Hyland Software.jpg If enterprise content management systems improve efficiency in the enterprise, imagine what it could do for public facing public sector services. That’s exactly what Hyland Software (news, site) is going to find out when it extends its OnBase ECM to the public via PFU public kiosks.

The new partnership will see the kiosks, which will act as a front end to industry-specific OnBase ECM deployments, being made available to the public in government, healthcare and higher education offices and aims to make the management of documents so easy that members of the public will be able to do it themselves.

The objective is to cut the amount of work that public service workers have to do themselves by introducing public self-service in many situations such as information requests, medical consent forms and student self-registration.

Computers In Kiosks

Kiosks will be familiar to many people already. Designed for public use in public service centers they are interactive systems that consist of a computer and display screen and allow people to input requests and information.PFU_Kiosk_2010.jpg
Hyland/PFU Kiosk

However, it differs slightly from standard computers in that it is designed for specific purposes with specific applications only designed with a particular user in mind.

PFU, a subsidiary of Fujitsu, specializes in producing computer hardware, peripheral and enterprise software and systems, and has only recently entered the US market with its kiosks.

OnBase, Kiosks And The Government

Obviously though, PFU lacked the accumulated experience that a vendor already working with public service has, not to mention software that could work in a public sector environment, so it has teamed up with Hyland Software who has adapted its OnBase software for:

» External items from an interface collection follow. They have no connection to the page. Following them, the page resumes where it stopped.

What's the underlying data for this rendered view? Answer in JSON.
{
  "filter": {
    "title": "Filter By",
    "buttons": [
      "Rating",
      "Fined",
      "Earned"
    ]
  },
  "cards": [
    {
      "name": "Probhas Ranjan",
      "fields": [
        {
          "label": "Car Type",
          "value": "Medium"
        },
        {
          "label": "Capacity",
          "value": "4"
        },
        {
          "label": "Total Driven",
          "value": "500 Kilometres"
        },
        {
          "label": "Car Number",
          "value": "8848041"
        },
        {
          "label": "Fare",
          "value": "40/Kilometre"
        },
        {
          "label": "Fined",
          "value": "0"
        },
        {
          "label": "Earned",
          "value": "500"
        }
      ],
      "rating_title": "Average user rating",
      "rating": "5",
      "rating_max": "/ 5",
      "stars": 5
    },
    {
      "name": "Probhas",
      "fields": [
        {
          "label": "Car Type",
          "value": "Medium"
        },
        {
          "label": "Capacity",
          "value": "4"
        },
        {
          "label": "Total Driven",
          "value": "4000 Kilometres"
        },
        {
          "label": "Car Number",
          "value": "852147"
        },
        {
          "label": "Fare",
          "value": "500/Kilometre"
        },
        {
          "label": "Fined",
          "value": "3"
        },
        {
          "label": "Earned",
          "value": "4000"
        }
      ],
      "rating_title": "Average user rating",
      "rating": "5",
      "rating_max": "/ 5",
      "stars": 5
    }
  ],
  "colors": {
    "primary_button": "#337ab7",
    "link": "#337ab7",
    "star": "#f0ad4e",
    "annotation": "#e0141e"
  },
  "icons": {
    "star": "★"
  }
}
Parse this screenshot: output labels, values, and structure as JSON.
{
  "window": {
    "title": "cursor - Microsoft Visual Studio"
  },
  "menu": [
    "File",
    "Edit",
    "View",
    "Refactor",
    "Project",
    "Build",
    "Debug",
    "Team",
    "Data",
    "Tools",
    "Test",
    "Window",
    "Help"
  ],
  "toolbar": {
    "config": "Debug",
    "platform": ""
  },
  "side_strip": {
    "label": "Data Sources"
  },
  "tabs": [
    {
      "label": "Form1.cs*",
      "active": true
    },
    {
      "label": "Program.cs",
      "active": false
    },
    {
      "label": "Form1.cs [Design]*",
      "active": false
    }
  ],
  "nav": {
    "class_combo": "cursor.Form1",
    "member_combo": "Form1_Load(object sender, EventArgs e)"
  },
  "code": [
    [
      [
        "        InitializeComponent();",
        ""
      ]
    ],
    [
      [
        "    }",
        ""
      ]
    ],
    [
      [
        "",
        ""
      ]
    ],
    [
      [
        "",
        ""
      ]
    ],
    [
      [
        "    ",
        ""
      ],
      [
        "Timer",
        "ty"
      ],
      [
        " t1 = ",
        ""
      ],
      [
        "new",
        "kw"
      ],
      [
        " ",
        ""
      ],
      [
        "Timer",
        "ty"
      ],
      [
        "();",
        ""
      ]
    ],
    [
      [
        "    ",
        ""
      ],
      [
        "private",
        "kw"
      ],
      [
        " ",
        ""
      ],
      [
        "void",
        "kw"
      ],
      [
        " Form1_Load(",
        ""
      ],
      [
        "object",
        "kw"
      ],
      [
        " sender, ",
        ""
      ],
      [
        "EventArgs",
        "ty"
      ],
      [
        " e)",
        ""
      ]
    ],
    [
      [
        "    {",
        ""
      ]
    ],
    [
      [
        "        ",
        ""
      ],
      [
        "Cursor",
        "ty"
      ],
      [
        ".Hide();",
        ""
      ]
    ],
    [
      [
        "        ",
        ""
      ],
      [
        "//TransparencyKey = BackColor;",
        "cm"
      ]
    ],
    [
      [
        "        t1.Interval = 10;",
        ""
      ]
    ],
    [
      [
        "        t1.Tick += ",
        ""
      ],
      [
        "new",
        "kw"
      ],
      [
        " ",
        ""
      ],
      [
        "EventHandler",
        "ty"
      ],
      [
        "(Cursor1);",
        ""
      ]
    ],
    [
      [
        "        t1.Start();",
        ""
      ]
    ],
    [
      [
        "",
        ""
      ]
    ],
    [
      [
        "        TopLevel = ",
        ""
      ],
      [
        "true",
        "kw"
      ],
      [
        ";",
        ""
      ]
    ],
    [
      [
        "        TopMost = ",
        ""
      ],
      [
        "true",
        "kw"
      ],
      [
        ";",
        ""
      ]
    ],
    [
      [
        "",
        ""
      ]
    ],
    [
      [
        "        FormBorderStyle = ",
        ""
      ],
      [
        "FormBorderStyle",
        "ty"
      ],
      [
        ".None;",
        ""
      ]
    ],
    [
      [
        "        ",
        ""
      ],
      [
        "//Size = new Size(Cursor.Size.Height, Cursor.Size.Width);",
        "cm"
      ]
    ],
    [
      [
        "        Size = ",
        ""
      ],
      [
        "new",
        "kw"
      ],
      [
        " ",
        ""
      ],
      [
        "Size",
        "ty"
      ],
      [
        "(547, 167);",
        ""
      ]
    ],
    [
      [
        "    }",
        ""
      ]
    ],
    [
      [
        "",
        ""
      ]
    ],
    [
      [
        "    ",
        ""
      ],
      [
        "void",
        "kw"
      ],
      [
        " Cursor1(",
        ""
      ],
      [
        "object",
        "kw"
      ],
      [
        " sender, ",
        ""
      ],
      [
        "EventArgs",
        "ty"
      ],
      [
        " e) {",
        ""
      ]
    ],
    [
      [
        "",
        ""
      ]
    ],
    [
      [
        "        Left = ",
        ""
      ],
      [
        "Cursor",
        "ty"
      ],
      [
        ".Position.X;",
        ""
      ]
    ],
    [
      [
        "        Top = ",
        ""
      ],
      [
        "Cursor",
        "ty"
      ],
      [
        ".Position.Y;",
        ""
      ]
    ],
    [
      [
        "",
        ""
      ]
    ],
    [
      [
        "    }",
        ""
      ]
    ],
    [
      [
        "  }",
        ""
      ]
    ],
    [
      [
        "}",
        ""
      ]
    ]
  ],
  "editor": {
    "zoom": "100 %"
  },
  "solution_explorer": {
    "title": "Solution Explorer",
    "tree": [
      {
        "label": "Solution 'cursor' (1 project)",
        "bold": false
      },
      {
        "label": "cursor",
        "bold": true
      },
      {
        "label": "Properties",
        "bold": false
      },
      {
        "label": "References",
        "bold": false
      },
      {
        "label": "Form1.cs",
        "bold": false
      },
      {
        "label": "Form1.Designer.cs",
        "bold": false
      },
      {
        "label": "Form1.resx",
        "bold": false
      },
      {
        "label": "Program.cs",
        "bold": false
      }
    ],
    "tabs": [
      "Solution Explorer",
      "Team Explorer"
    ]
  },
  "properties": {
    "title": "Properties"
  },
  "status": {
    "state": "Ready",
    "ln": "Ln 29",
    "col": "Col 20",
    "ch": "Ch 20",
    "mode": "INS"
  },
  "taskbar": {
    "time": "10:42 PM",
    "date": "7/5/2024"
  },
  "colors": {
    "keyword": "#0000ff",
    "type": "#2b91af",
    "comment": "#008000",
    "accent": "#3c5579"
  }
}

  • Government: Gives member of the public more comprehensive access to data in shorter time frames.
  • Healthcare: Speeds up administration processes required before care can be given.
  • Higher Education: Speeds up time-consuming tasks -- like registration -- that can be done by students themselves.

OnBase On Site

Behind all this is OnBase. OnBase Integrated Document Management and Workflow software can manage and optimize complex business processes, but also allows clients -- in this case government organizations -- to pick and choose which particular items they want in a package.

It has both on-premise and SaaS editions both of which seem suitable for the kiosks and offer many advanced features such as:

  • Standalone solution for managing business processes
  • Point-and-click configuration for rapid deployment
  • Usable, effective rules processor
  • Line-of-business application-centric, task execution
  • Load balancing
  • Simultaneous notification
  • Automatic criteria calculation
  • Reporting plug-ins

In fact, there is a whole range of features that will be suitable for government agencies where Hyland already has a strong foothold, particularly in the area of healthcare.

The extension of enterprise content management to public use is a novelty for the moment, but sounds like a good idea if it makes front-end services more efficient. Of course there is always the human element to consider and whether the time saved by the public using OnBase will be used constructively elsewhere.